TASK => If a line in the records below contains the word "JSON", return that line.

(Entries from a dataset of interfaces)
□ □ □ □ □

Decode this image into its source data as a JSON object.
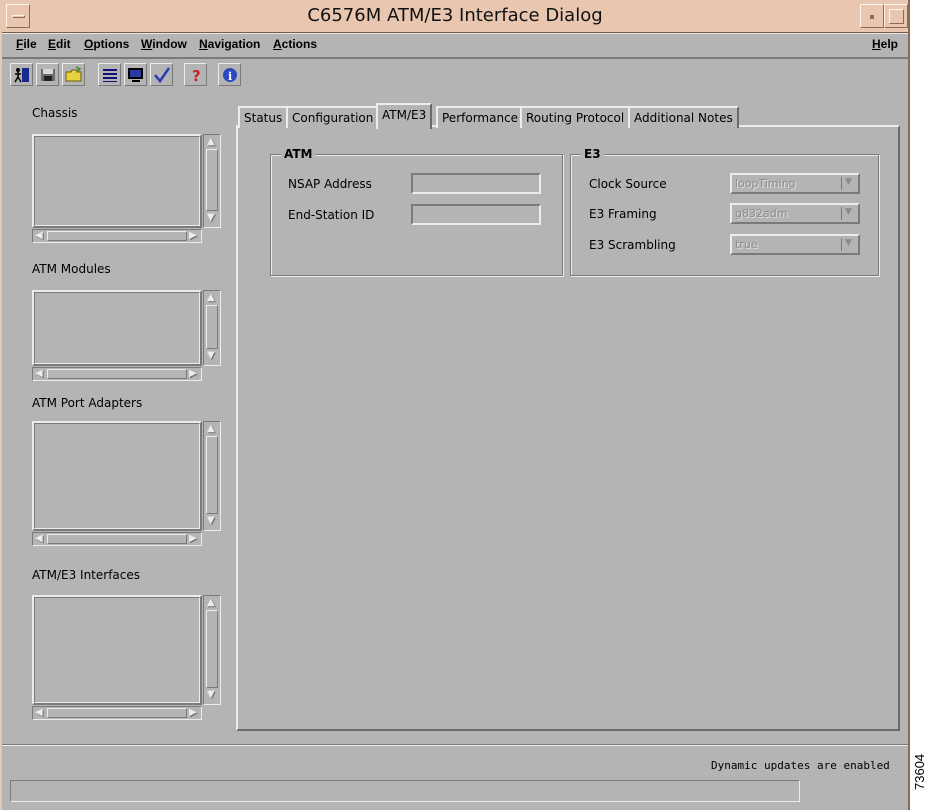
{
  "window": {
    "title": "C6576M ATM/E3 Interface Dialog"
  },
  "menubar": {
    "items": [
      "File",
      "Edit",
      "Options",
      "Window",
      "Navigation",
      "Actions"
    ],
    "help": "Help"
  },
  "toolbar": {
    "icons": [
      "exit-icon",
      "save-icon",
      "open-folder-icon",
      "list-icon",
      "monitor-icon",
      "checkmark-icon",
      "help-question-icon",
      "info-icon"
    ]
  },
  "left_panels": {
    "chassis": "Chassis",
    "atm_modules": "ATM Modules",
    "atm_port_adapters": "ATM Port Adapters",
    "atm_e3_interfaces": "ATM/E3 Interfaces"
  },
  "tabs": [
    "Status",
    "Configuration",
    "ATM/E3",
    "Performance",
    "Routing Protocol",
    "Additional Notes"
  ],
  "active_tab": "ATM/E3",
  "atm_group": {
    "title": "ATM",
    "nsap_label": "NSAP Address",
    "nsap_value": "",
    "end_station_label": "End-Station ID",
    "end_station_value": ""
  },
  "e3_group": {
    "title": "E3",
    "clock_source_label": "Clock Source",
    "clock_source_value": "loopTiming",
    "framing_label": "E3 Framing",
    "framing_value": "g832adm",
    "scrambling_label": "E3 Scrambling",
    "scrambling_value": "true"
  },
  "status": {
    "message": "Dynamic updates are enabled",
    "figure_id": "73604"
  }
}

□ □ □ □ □

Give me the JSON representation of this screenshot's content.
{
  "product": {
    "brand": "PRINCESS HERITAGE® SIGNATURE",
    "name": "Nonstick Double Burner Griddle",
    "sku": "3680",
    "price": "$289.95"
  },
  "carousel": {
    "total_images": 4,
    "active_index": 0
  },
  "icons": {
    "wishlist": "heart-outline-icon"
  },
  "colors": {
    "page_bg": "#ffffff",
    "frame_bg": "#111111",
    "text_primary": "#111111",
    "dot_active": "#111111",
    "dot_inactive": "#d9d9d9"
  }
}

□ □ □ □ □

FINAL ANSWER =>
Decode this image into its source data as a JSON object.
Give me the JSON representation of this screenshot's content.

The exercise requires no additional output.